- **Description of the task**: Find the lines in the records that carry the word "this". Copy each one.

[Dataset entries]
#####

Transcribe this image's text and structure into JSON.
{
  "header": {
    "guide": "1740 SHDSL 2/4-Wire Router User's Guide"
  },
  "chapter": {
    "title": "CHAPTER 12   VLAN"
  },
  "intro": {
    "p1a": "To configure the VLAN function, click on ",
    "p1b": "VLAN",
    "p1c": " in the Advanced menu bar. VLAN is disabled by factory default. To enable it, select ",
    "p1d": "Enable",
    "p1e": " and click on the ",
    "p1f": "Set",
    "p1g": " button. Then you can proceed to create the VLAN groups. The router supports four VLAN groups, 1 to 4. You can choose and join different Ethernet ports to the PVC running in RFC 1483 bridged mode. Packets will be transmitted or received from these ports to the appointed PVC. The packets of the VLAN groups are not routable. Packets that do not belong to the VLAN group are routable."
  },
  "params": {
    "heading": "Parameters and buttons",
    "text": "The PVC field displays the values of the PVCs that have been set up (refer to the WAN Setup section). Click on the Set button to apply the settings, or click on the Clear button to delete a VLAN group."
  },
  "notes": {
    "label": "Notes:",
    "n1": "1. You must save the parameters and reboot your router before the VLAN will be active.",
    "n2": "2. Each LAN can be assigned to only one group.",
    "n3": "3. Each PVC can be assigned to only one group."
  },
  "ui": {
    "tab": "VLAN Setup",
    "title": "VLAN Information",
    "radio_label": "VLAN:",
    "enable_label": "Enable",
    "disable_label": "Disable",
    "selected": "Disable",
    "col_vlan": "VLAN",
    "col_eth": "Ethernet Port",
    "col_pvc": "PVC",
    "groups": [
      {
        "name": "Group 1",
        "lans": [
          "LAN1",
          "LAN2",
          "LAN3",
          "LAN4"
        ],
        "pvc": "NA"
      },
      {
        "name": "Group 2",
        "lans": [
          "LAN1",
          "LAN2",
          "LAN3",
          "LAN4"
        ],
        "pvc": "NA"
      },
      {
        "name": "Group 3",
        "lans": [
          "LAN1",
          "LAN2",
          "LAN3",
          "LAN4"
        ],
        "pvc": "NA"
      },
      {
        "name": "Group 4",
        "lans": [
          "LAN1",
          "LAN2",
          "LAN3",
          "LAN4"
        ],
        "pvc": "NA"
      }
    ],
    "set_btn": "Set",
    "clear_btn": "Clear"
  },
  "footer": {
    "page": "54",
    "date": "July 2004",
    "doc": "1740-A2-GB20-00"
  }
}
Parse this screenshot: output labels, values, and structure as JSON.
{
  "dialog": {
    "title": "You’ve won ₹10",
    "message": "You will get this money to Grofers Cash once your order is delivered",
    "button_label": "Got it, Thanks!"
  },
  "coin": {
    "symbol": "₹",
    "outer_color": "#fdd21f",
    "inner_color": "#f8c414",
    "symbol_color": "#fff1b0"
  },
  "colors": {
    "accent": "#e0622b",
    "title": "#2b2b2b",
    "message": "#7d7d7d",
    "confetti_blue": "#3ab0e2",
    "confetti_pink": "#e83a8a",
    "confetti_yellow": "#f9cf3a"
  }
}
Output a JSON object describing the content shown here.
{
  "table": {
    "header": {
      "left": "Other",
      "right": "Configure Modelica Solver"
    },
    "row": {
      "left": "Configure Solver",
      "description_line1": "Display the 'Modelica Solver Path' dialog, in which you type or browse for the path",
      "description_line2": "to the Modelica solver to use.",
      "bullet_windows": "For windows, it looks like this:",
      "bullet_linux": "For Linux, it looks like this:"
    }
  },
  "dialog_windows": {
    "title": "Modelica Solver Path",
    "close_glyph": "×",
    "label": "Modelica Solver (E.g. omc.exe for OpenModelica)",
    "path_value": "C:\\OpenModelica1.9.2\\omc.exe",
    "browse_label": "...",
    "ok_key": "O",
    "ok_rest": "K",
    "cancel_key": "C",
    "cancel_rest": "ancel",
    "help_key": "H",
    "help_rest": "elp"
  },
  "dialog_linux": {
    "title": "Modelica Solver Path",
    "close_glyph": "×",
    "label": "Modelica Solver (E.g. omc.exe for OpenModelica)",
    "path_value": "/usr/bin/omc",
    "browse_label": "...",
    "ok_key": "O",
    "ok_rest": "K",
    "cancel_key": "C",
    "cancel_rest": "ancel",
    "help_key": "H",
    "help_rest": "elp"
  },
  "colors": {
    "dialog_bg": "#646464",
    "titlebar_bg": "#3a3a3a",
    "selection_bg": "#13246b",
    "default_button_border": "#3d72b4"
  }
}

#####

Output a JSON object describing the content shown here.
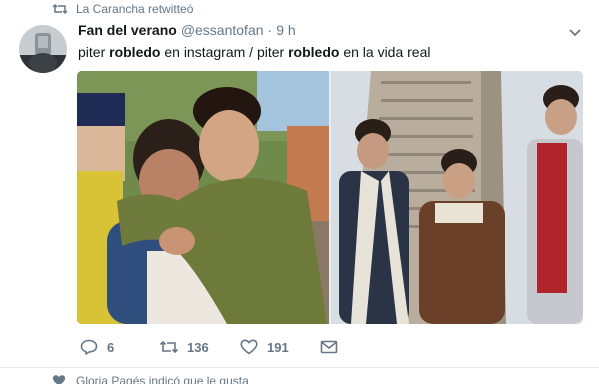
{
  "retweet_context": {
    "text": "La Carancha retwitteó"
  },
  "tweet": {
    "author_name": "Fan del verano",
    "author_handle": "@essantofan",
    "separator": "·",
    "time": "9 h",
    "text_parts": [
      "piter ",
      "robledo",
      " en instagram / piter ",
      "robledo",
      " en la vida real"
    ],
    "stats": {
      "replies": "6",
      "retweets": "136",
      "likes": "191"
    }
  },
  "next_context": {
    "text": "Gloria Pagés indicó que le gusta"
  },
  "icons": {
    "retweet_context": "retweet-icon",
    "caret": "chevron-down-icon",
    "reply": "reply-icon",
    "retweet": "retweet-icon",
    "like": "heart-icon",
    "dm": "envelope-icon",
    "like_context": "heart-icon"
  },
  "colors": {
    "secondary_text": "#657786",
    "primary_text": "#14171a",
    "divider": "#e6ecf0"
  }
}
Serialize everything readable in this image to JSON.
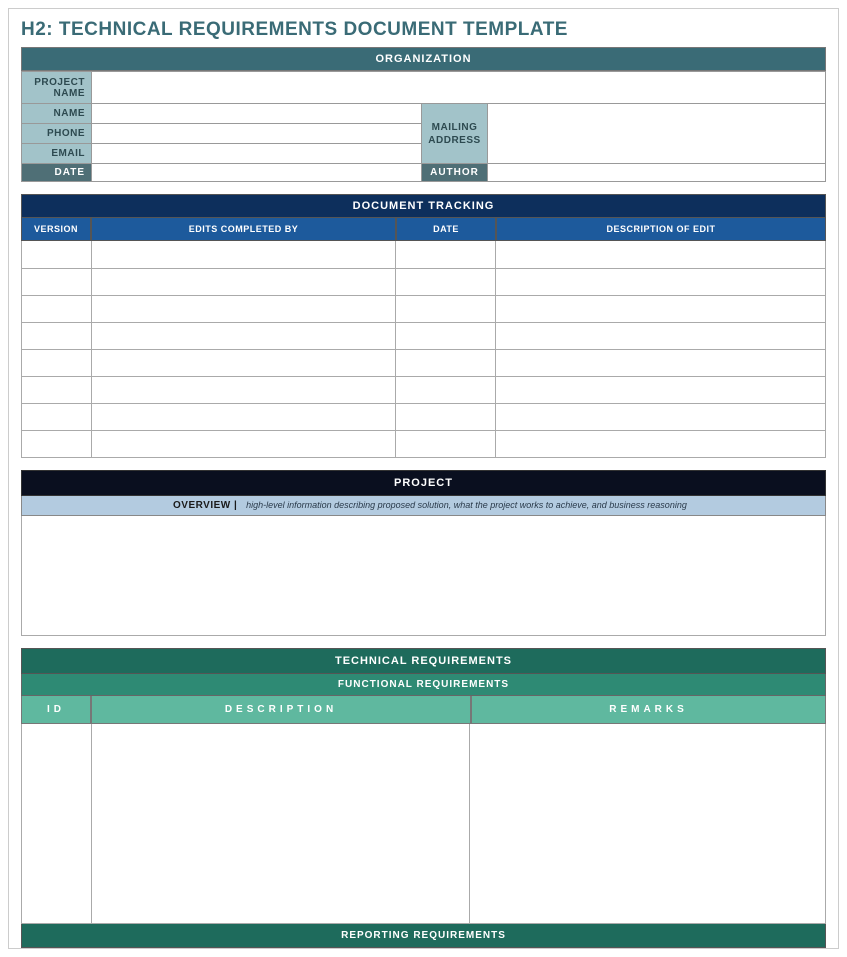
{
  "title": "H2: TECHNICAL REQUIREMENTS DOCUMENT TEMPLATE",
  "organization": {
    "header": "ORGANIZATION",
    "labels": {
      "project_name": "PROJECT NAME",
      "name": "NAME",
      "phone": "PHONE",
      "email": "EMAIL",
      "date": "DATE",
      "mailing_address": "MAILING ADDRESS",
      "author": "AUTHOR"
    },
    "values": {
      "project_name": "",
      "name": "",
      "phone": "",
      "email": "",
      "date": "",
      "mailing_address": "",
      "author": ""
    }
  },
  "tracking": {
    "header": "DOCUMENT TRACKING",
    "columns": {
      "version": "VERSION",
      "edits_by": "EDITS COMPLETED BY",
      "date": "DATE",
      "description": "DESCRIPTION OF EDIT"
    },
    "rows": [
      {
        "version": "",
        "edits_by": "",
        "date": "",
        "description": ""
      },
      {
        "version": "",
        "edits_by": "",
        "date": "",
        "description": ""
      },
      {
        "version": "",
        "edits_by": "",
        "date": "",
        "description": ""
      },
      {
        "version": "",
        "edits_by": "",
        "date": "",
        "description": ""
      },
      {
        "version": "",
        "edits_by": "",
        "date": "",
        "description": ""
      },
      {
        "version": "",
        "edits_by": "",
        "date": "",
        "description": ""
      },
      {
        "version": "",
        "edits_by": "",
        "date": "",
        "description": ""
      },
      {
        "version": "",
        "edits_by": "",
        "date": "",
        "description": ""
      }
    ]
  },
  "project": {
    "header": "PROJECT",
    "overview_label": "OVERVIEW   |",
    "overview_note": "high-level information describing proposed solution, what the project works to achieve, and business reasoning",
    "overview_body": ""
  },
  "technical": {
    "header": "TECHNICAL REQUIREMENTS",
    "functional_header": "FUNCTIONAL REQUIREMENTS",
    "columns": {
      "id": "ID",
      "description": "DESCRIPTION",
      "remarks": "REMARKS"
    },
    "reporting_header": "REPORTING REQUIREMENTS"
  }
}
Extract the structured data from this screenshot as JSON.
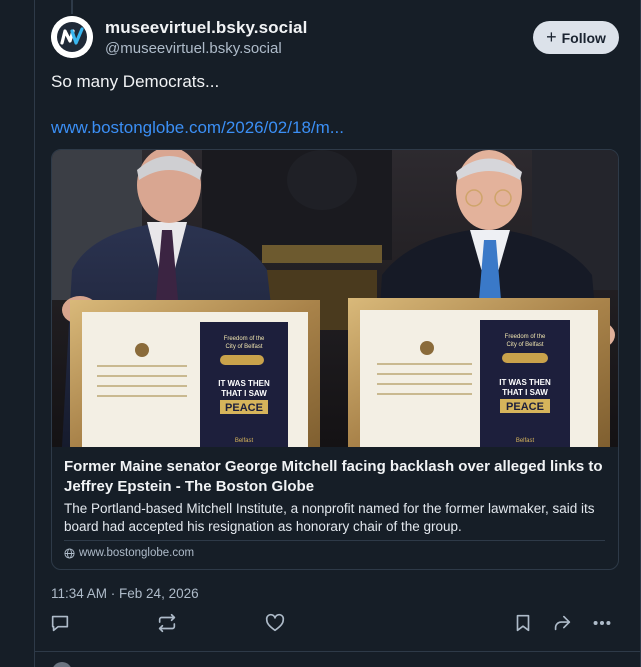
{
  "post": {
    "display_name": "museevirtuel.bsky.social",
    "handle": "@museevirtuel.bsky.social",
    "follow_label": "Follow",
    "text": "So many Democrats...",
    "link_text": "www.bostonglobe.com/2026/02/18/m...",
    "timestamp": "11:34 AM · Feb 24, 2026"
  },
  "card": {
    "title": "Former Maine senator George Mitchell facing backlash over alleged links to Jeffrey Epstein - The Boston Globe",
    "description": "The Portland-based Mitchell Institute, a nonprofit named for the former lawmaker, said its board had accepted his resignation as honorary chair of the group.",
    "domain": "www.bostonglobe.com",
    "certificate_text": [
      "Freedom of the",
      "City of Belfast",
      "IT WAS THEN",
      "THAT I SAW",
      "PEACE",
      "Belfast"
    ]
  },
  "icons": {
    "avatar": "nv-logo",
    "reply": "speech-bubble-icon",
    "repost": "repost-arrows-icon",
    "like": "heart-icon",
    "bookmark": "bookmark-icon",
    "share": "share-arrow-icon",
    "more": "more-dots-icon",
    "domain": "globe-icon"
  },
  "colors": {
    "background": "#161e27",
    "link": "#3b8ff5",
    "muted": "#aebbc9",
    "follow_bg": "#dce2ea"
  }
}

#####

- **Solution**:
Transcribe this image's text and structure into JSON.
Parse this screenshot: output labels, values, and structure as JSON.
    "message": "You will get this money to Grofers Cash once your order is delivered",
      "bullet_windows": "For windows, it looks like this:",
      "bullet_linux": "For Linux, it looks like this:"
Serialize everything readable in this image to JSON.
Extract the structured data from this screenshot as JSON.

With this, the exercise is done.